Further Guidance on the Deductibility of Expenditures
Paid Out of PPP Loan Proceeds
November 24, 2020
On November 18, 2020, the Internal Revenue Service issued additional guidance regarding the deductibility of expenditures that are paid from proceeds of a loan that was obtained under the Paycheck Protection Program (“PPP”). The PPP was established by the Coronavirus Aid, Relief and Economic Security Act (the “CARES Act”), enacted on March 27, 2020.
We last discussed the PPP in our client alert of May 1, 2020. That client alert discussed Notice 2020-32, issued on April 30, 2020, where the Internal Revenue Service stated that no income tax deduction would be allowed for an expenditure to the extent the expenditure results in forgiveness of a PPP loan. Under the terms of the CARES Act, forgiveness of all or a portion of a PPP loan does not result in income to the borrowing taxpayer.
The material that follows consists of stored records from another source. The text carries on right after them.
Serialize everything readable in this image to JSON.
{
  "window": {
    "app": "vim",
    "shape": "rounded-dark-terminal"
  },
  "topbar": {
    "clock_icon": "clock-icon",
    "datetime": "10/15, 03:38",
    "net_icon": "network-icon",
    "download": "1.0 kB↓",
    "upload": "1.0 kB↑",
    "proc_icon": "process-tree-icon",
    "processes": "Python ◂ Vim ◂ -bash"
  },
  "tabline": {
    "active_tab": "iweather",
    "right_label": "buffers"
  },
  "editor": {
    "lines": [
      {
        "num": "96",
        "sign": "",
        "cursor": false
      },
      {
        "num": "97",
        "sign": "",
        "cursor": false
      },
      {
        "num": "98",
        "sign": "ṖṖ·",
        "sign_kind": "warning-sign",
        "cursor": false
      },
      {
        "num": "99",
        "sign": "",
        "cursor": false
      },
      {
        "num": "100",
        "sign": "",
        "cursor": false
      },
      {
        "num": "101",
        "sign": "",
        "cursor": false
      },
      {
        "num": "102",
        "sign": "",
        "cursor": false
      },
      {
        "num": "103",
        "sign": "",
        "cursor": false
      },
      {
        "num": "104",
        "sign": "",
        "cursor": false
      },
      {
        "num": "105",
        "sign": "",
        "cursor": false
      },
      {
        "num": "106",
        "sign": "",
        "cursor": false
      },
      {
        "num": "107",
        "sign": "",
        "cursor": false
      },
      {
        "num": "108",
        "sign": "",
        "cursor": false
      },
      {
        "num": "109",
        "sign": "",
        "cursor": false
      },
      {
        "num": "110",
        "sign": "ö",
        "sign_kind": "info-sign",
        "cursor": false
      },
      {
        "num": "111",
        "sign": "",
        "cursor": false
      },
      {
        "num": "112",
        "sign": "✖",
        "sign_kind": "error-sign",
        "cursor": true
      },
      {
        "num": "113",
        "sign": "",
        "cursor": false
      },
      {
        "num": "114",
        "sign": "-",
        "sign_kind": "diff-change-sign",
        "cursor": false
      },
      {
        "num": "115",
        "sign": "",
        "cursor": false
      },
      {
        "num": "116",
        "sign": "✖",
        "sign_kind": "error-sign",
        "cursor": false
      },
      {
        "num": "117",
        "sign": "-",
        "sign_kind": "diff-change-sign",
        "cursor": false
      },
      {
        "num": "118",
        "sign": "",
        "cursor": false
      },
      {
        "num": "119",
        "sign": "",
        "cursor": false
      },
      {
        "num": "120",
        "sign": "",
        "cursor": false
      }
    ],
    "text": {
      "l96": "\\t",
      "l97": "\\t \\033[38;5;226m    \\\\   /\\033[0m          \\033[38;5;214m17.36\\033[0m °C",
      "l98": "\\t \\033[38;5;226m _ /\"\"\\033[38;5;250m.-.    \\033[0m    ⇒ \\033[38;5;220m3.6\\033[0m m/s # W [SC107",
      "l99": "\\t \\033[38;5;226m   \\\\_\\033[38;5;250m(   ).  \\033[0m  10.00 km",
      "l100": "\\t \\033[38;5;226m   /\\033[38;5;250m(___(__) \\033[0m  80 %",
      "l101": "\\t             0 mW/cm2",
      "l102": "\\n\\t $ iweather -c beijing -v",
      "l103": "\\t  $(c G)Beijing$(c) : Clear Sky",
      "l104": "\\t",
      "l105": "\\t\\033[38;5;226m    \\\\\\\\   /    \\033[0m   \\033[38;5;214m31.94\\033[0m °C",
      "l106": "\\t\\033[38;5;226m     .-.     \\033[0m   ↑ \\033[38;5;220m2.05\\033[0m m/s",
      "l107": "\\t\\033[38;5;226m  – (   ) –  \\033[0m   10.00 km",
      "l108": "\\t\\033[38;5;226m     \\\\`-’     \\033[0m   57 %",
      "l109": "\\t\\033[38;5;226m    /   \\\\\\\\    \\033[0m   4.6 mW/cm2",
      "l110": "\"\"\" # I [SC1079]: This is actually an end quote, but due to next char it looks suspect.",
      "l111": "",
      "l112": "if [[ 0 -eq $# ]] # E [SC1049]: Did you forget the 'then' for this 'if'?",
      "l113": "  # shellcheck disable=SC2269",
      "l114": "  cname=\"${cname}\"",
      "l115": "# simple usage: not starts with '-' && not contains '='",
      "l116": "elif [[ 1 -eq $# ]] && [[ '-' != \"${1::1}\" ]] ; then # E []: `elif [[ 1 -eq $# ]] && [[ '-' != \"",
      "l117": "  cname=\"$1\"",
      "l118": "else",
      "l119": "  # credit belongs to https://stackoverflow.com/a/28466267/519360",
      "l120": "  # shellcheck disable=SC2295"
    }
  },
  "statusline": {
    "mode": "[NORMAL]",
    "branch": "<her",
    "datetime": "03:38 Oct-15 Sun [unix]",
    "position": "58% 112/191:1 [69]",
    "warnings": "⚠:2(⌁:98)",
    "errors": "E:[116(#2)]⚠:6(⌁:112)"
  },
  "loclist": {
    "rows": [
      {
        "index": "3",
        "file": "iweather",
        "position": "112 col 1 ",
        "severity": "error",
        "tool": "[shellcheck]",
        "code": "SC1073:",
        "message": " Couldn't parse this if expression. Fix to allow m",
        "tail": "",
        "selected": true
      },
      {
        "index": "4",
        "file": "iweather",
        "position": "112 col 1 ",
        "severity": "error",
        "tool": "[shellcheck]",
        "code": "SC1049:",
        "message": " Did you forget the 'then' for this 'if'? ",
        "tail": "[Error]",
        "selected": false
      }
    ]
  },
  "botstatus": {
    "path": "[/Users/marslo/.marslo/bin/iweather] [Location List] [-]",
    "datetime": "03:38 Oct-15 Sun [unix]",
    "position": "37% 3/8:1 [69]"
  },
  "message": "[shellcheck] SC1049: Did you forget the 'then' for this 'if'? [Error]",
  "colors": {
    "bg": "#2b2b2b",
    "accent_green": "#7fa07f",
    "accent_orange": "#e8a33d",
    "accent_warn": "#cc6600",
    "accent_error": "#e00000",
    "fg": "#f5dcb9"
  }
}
According to the Internal Revenue Service, allowing a PPP loan recipient to deduct expenses paid with PPP loan proceeds and also not be taxable on the forgiveness of the loan would result in a double tax benefit. The guidance issued on November 18, 2020 clarifies that a taxpayer that has paid or incurred deductible expenses outlined in the CARES Act with PPP loan proceeds may not deduct those expenses in the taxable year in which the expenses were paid or incurred to the extent that, at the end of such taxable year, the taxpayer reasonably expects to receive forgiveness of the PPP loan.
The first piece of guidance issued last week, Revenue Ruling 2020-27, sets forth two hypothetical scenarios. In the first scenario, as of the end of 2020, a calendar-year taxpayer has applied for forgiveness of the PPP loan and has satisfied all of the requirements for forgiveness; however, the lender has not yet informed the taxpayer whether or not the loan will be forgiven. In the second scenario, also as of the end of 2020, a calendar-year taxpayer has satisfied all of the requirements for forgiveness, has not yet applied for forgiveness, but does expect to apply for and obtain forgiveness in 2021. The Revenue Ruling concludes that neither taxpayer could deduct these expenses in 2020 because, as of the end of 2020, both taxpayers reasonably expect to be reimbursed for these expenses through PPP loan forgiveness.
The second piece of guidance issued last week, Revenue Procedure 2020-51, provides a safe harbor that allows a taxpayer to claim a deduction for eligible expenses if forgiveness of the taxpayer’s PPP loan is fully or partially denied or if the taxpayer decides not to seek forgiveness for some or all of the PPP loan. To meet the safe harbor, the taxpayer must: (1) have paid or incurred eligible expenses in the 2020 taxable year for which no 2020 deduction was permitted because as of the end of 2020 the taxpayer reasonably expected to receive loan forgiveness; and (2) have submitted by the end of the 2020 taxable year (or must intend to submit) an application for PPP loan forgiveness to the lender. The taxpayer must either be denied PPP loan forgiveness or withdraw its application before claiming a deduction under the safe harbor. In order to claim the benefits of this safe harbor, the taxpayer must submit a statement to the Internal Revenue Service outlining how it meets the requirements set forth in Revenue Procedure 2020-51. If the safe harbor is met, a taxpayer may be able to deduct some or all of the eligible expenses on (1) the taxpayer’s timely filed original income tax return for the 2020 taxable year, (2) an amended return or an administrative adjustment request for the 2020 taxable year, or (3) the taxpayer’s timely filed original income tax return or information return for the subsequent taxable year in which the taxpayer decides not to seek PPP loan forgiveness or the loan forgiveness is denied.
According to a statement by Treasury Secretary Steven Mnuchin on November 18, 2020, the guidance issued is intended to provide taxpayers with greater clarity and flexibility, while encouraging borrowers to file for PPP loan forgiveness as quickly as possible. While it is possible that Congress could attempt to change the position of the Internal Revenue Service through legislation, it is unclear how or when such a change could happen.
We will keep you updated as we learn more about the treatment of PPP loans, but please do not hesitate to contact us directly if you have any questions or would like to discuss these issues in more detail.